_MATERIAL SHOWN_
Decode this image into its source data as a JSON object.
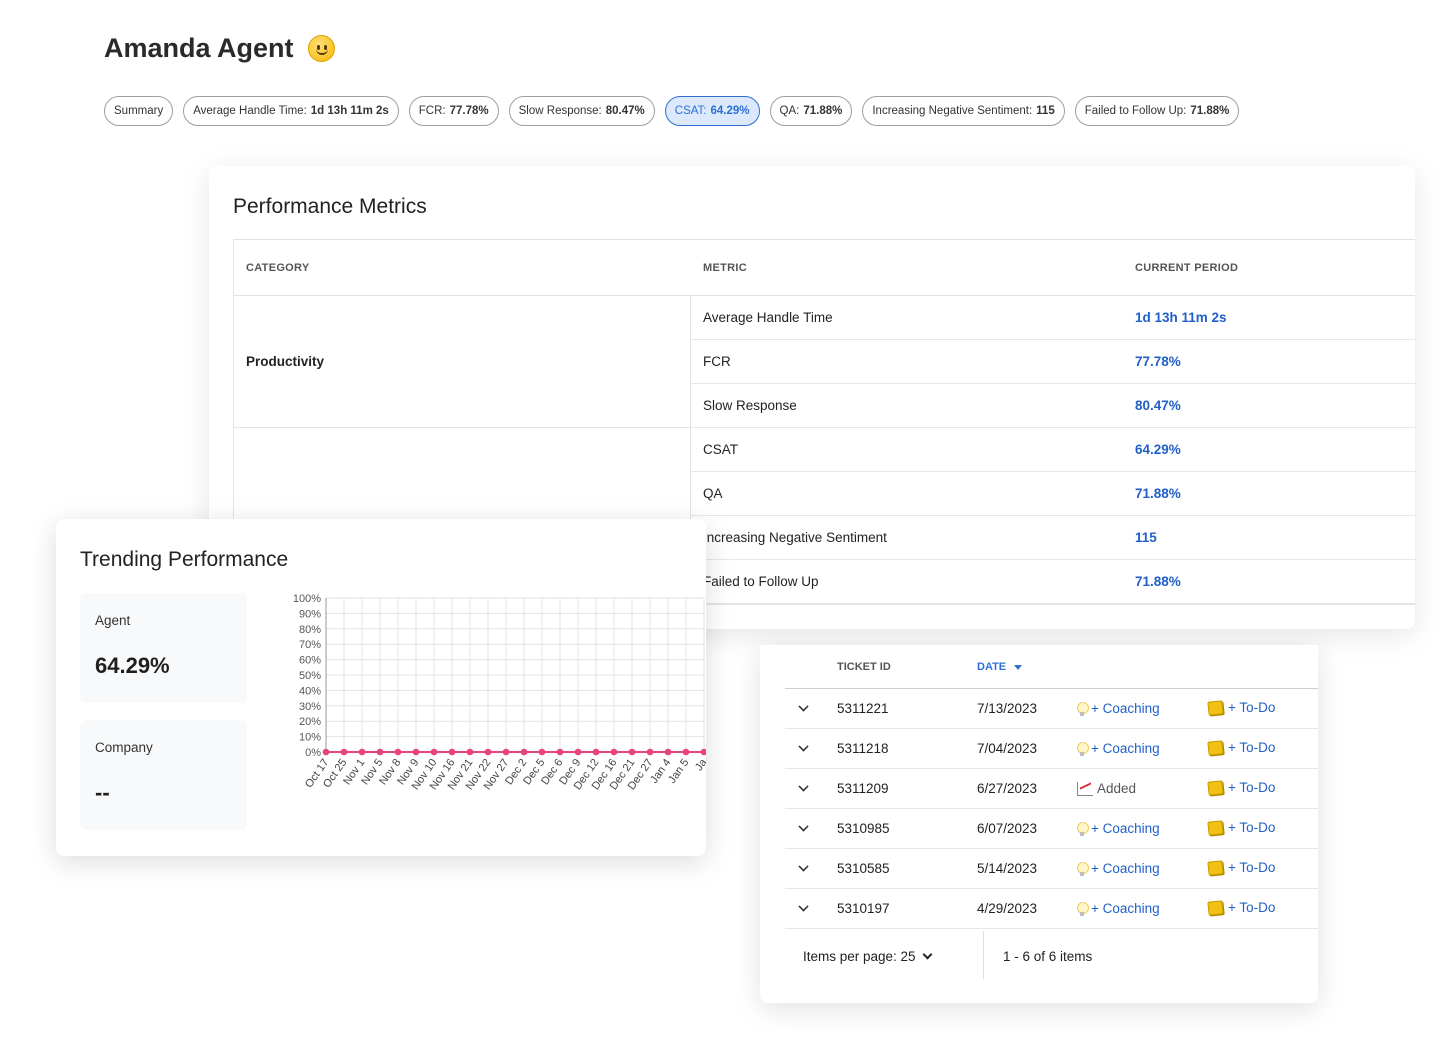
{
  "agent": {
    "name": "Amanda Agent",
    "emoji_icon": "smiley-face-icon"
  },
  "tabs": [
    {
      "label": "Summary",
      "value": ""
    },
    {
      "label": "Average Handle Time:",
      "value": "1d 13h 11m 2s"
    },
    {
      "label": "FCR:",
      "value": "77.78%"
    },
    {
      "label": "Slow Response:",
      "value": "80.47%"
    },
    {
      "label": "CSAT:",
      "value": "64.29%",
      "active": true
    },
    {
      "label": "QA:",
      "value": "71.88%"
    },
    {
      "label": "Increasing Negative Sentiment:",
      "value": "115"
    },
    {
      "label": "Failed to Follow Up:",
      "value": "71.88%"
    }
  ],
  "performance": {
    "title": "Performance Metrics",
    "headers": {
      "category": "CATEGORY",
      "metric": "METRIC",
      "current": "CURRENT PERIOD"
    },
    "categories": [
      "Productivity",
      ""
    ],
    "rows": [
      {
        "metric": "Average Handle Time",
        "value": "1d 13h 11m 2s"
      },
      {
        "metric": "FCR",
        "value": "77.78%"
      },
      {
        "metric": "Slow Response",
        "value": "80.47%"
      },
      {
        "metric": "CSAT",
        "value": "64.29%"
      },
      {
        "metric": "QA",
        "value": "71.88%"
      },
      {
        "metric": "Increasing Negative Sentiment",
        "value": "115"
      },
      {
        "metric": "Failed to Follow Up",
        "value": "71.88%"
      }
    ]
  },
  "trending": {
    "title": "Trending Performance",
    "agent_label": "Agent",
    "agent_value": "64.29%",
    "company_label": "Company",
    "company_value": "--"
  },
  "chart_data": {
    "type": "line",
    "x": [
      "Oct 17",
      "Oct 25",
      "Nov 1",
      "Nov 5",
      "Nov 8",
      "Nov 9",
      "Nov 10",
      "Nov 16",
      "Nov 21",
      "Nov 22",
      "Nov 27",
      "Dec 2",
      "Dec 5",
      "Dec 6",
      "Dec 9",
      "Dec 12",
      "Dec 16",
      "Dec 21",
      "Dec 27",
      "Jan 4",
      "Jan 5",
      "Ja"
    ],
    "series": [
      {
        "values": [
          0,
          0,
          0,
          0,
          0,
          0,
          0,
          0,
          0,
          0,
          0,
          0,
          0,
          0,
          0,
          0,
          0,
          0,
          0,
          0,
          0,
          0
        ],
        "color": "#e8437a"
      }
    ],
    "yticks": [
      "0%",
      "10%",
      "20%",
      "30%",
      "40%",
      "50%",
      "60%",
      "70%",
      "80%",
      "90%",
      "100%"
    ],
    "ylim": [
      0,
      100
    ],
    "grid": true
  },
  "tickets": {
    "headers": {
      "id": "TICKET ID",
      "date": "DATE"
    },
    "rows": [
      {
        "id": "5311221",
        "date": "7/13/2023",
        "coaching": "+ Coaching",
        "coaching_added": false,
        "todo": "+ To-Do"
      },
      {
        "id": "5311218",
        "date": "7/04/2023",
        "coaching": "+ Coaching",
        "coaching_added": false,
        "todo": "+ To-Do"
      },
      {
        "id": "5311209",
        "date": "6/27/2023",
        "coaching": "Added",
        "coaching_added": true,
        "todo": "+ To-Do"
      },
      {
        "id": "5310985",
        "date": "6/07/2023",
        "coaching": "+ Coaching",
        "coaching_added": false,
        "todo": "+ To-Do"
      },
      {
        "id": "5310585",
        "date": "5/14/2023",
        "coaching": "+ Coaching",
        "coaching_added": false,
        "todo": "+ To-Do"
      },
      {
        "id": "5310197",
        "date": "4/29/2023",
        "coaching": "+ Coaching",
        "coaching_added": false,
        "todo": "+ To-Do"
      }
    ],
    "items_per_page": "Items per page: 25",
    "count": "1 - 6 of 6 items"
  },
  "colors": {
    "accent": "#2d6fd6",
    "link": "#2060c8",
    "series": "#e8437a"
  }
}
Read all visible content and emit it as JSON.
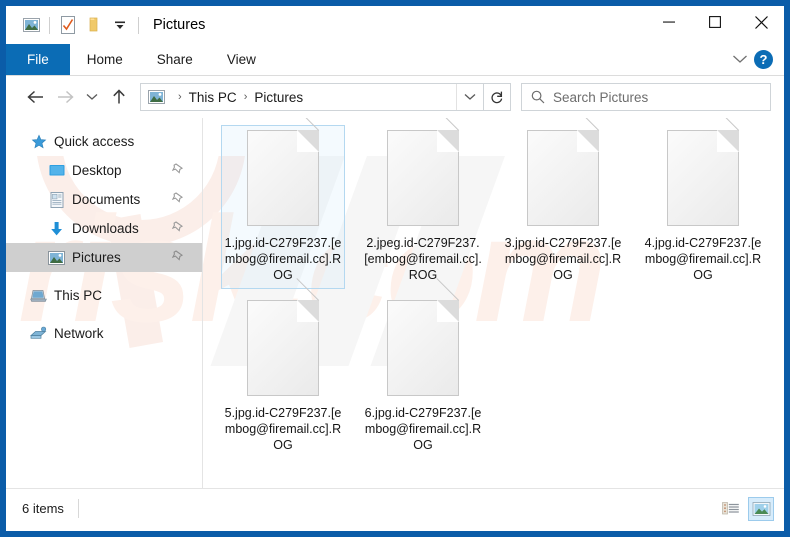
{
  "window": {
    "title": "Pictures",
    "minimize_label": "—",
    "maximize_label": "□",
    "close_label": "✕"
  },
  "quick_access_toolbar": {
    "items": [
      {
        "name": "explorer-picture-icon",
        "label": ""
      },
      {
        "name": "properties-icon",
        "label": ""
      },
      {
        "name": "new-folder-icon",
        "label": ""
      },
      {
        "name": "customize-dropdown-icon",
        "label": "▾"
      }
    ]
  },
  "ribbon": {
    "tabs": [
      {
        "label": "File",
        "active": true
      },
      {
        "label": "Home",
        "active": false
      },
      {
        "label": "Share",
        "active": false
      },
      {
        "label": "View",
        "active": false
      }
    ],
    "collapse_label": "⌵",
    "help_label": "?"
  },
  "address_bar": {
    "back_label": "←",
    "forward_label": "→",
    "recent_label": "⌵",
    "up_label": "↑",
    "breadcrumbs": [
      "This PC",
      "Pictures"
    ],
    "separator": "›",
    "dropdown_label": "⌵",
    "refresh_label": "↻"
  },
  "search": {
    "placeholder": "Search Pictures",
    "value": ""
  },
  "sidebar": {
    "groups": [
      {
        "header": {
          "label": "Quick access",
          "icon": "star-icon"
        },
        "items": [
          {
            "label": "Desktop",
            "icon": "desktop-icon",
            "pinned": true,
            "selected": false
          },
          {
            "label": "Documents",
            "icon": "documents-icon",
            "pinned": true,
            "selected": false
          },
          {
            "label": "Downloads",
            "icon": "downloads-icon",
            "pinned": true,
            "selected": false
          },
          {
            "label": "Pictures",
            "icon": "pictures-icon",
            "pinned": true,
            "selected": true
          }
        ]
      },
      {
        "header": {
          "label": "This PC",
          "icon": "this-pc-icon"
        },
        "items": []
      },
      {
        "header": {
          "label": "Network",
          "icon": "network-icon"
        },
        "items": []
      }
    ],
    "pin_glyph": "📌"
  },
  "files": [
    {
      "name": "1.jpg.id-C279F237.[embog@firemail.cc].ROG",
      "selected": true
    },
    {
      "name": "2.jpeg.id-C279F237.[embog@firemail.cc].ROG",
      "selected": false
    },
    {
      "name": "3.jpg.id-C279F237.[embog@firemail.cc].ROG",
      "selected": false
    },
    {
      "name": "4.jpg.id-C279F237.[embog@firemail.cc].ROG",
      "selected": false
    },
    {
      "name": "5.jpg.id-C279F237.[embog@firemail.cc].ROG",
      "selected": false
    },
    {
      "name": "6.jpg.id-C279F237.[embog@firemail.cc].ROG",
      "selected": false
    }
  ],
  "status_bar": {
    "item_count": "6 items",
    "details_view_label": "",
    "large_icons_view_label": ""
  },
  "watermark": {
    "text": "risk.com"
  },
  "colors": {
    "window_border": "#0b5ca8",
    "file_tab": "#0b6cb5",
    "selection_border": "#b4d8f0",
    "sidebar_selected": "#cfcfcf",
    "view_active": "#d7ecfb"
  }
}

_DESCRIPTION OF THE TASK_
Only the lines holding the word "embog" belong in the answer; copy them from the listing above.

_WRITTEN ANSWER_
      "name": "1.jpg.id-C279F237.[embog@firemail.cc].ROG",
      "name": "2.jpeg.id-C279F237.[embog@firemail.cc].ROG",
      "name": "3.jpg.id-C279F237.[embog@firemail.cc].ROG",
      "name": "4.jpg.id-C279F237.[embog@firemail.cc].ROG",
      "name": "5.jpg.id-C279F237.[embog@firemail.cc].ROG",
      "name": "6.jpg.id-C279F237.[embog@firemail.cc].ROG",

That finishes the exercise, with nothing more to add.